What inspired you to start section-hiking the Pacific Crest Trail?
Before moving to Oregon in 2012, I had my own auto parts business in Jamestown, CA. The Recession was hard on my business and eventually took it down. This brought on tons of stress and I wound up having an emergency heart operation in 2009. Following that, I needed to make some life changes to get healthier. One of those changes was moving to the Northwest. Another was to get more exercise. This got me back outdoors. I started walking 6 to 8 miles a day, and I got as fit as I had been in many years. I decided to use that fitness to get back into backpacking.

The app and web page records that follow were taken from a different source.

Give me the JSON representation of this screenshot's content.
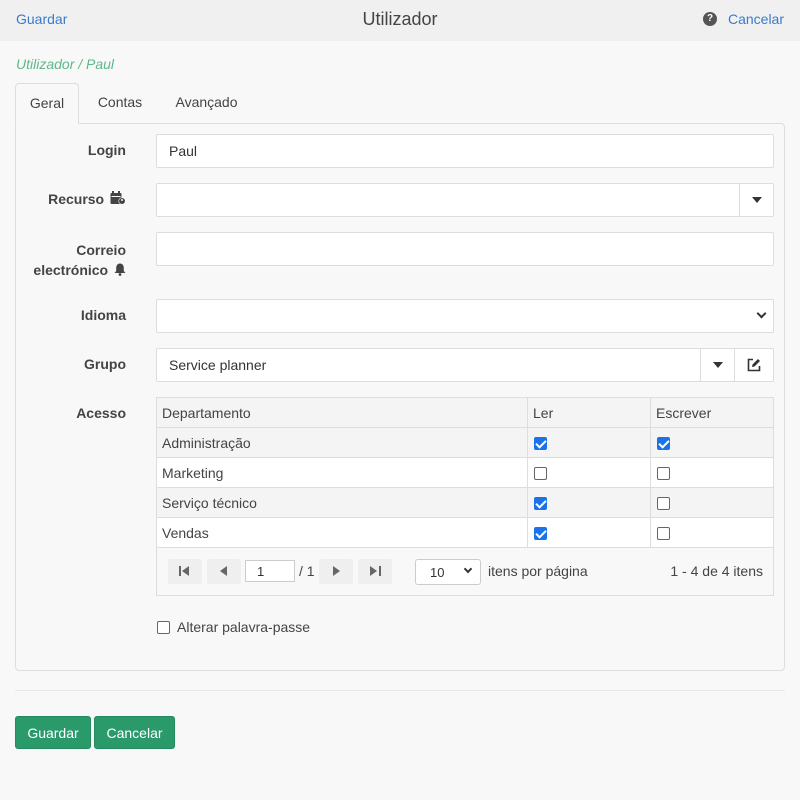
{
  "header": {
    "save_link": "Guardar",
    "title": "Utilizador",
    "cancel_link": "Cancelar"
  },
  "breadcrumb": "Utilizador / Paul",
  "tabs": [
    {
      "label": "Geral",
      "active": true
    },
    {
      "label": "Contas",
      "active": false
    },
    {
      "label": "Avançado",
      "active": false
    }
  ],
  "form": {
    "login": {
      "label": "Login",
      "value": "Paul"
    },
    "resource": {
      "label": "Recurso",
      "value": "",
      "icon": "calendar-user-icon"
    },
    "email": {
      "label_line1": "Correio",
      "label_line2": "electrónico",
      "value": "",
      "icon": "bell-icon"
    },
    "language": {
      "label": "Idioma",
      "value": ""
    },
    "group": {
      "label": "Grupo",
      "value": "Service planner"
    },
    "access": {
      "label": "Acesso"
    }
  },
  "access_table": {
    "columns": [
      "Departamento",
      "Ler",
      "Escrever"
    ],
    "rows": [
      {
        "department": "Administração",
        "read": true,
        "write": true
      },
      {
        "department": "Marketing",
        "read": false,
        "write": false
      },
      {
        "department": "Serviço técnico",
        "read": true,
        "write": false
      },
      {
        "department": "Vendas",
        "read": true,
        "write": false
      }
    ]
  },
  "pager": {
    "page": "1",
    "total_pages": "/ 1",
    "page_size": "10",
    "per_page_label": "itens por página",
    "info": "1 - 4 de 4 itens"
  },
  "change_password": {
    "label": "Alterar palavra-passe",
    "checked": false
  },
  "footer": {
    "save_label": "Guardar",
    "cancel_label": "Cancelar"
  },
  "colors": {
    "link": "#3a7bc8",
    "breadcrumb": "#5cb88a",
    "primary_button": "#2a9a6b",
    "checkbox_on": "#1a73e8"
  }
}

How did getting back on the trail help improve your health?
It’s a definite recharge being out there. I feel very at home in the backcountry. I love seeing things very few people see and capturing them in pictures. When I get away on a trip it feels like a cleansing of all the day-to-day drudgery of life.
How would you describe your ideal hiking day?
My typical routine is to get up early, have my coffee and breakfast, then hit the trail. I like to make a big push in the morning hours to get the bulk of the miles in, then spend the afternoon cruising along. I stop a lot to take photographs. To me, the views and photography are what it’s all about. I like to hike solo so I can go at my own pace and stop whenever I like. I usually average between 15 to 20 miles a day, which is plenty.
How did you get the trail name “Bypass?”
Near the end of my trek, I stopped at Timothy Lake for lunch and sat down with three PCT thru-hikers. We chatted for awhile and I finally asked their names. They shot back their trail names. They asked mine and I thought a minute and came up with “Bypass,” in honor of my heart surgery. They laughed and said it was a great name.
What resources did you use to help plan your Pacific Crest Trail journey?
I used mostly online resources, like Hikeoregon.net, PCTPlanner.com, and BearfootTheory.com for mileages and elevations. This also helped me upgrade my equipment to the latest and lightest available. I bought a tent, bear sack and water filter all based on the info they recommended. On the trail, I used Halfmile’s Map App. This was great as a motivator and planning tool. I could plan for climbs, water and campsites.
What piece of gear do you never hike without?
Definitely my camera. After much research I bought a Panasonic ZS50. It’s rugged, has a quality lens, a great zoom and fits in my pocket—much better than lugging a full-size DSLR. I especially enjoy taking landscape photos and try to frame them to be interesting to the viewer. This way, the viewer can see the whole scene as I get to see it, so good framing is essential. I also carry a small tripod and a few extra batteries.
Plan, plan and plan more. The lighter the pack, the better, proper clothes for warmth, and good rain protection. Shoes are a big deal. A bad blister can kill a trip. I had always been a boot guy, but after researching PCT thru-hiker info, I bought some trail runners and love them—no blisters at all! My advice is go online and research everything and be open to new ideas.
This year, “Bypass” Barber will be back on the Pacific Crest Trail in Oregon. He has his sights set on the Three Sisters region in August, from Elk Lake to Santiam Pass. If you spot Bypass on the trail, look for his signature bright orange hat and be sure to say hello.
Would you like to share your own experiences, insights and helpful tips with your fellow PCT and Oregon hikers? Take the PCT: Oregon Hiker Survey and join the Trail Talk conversation.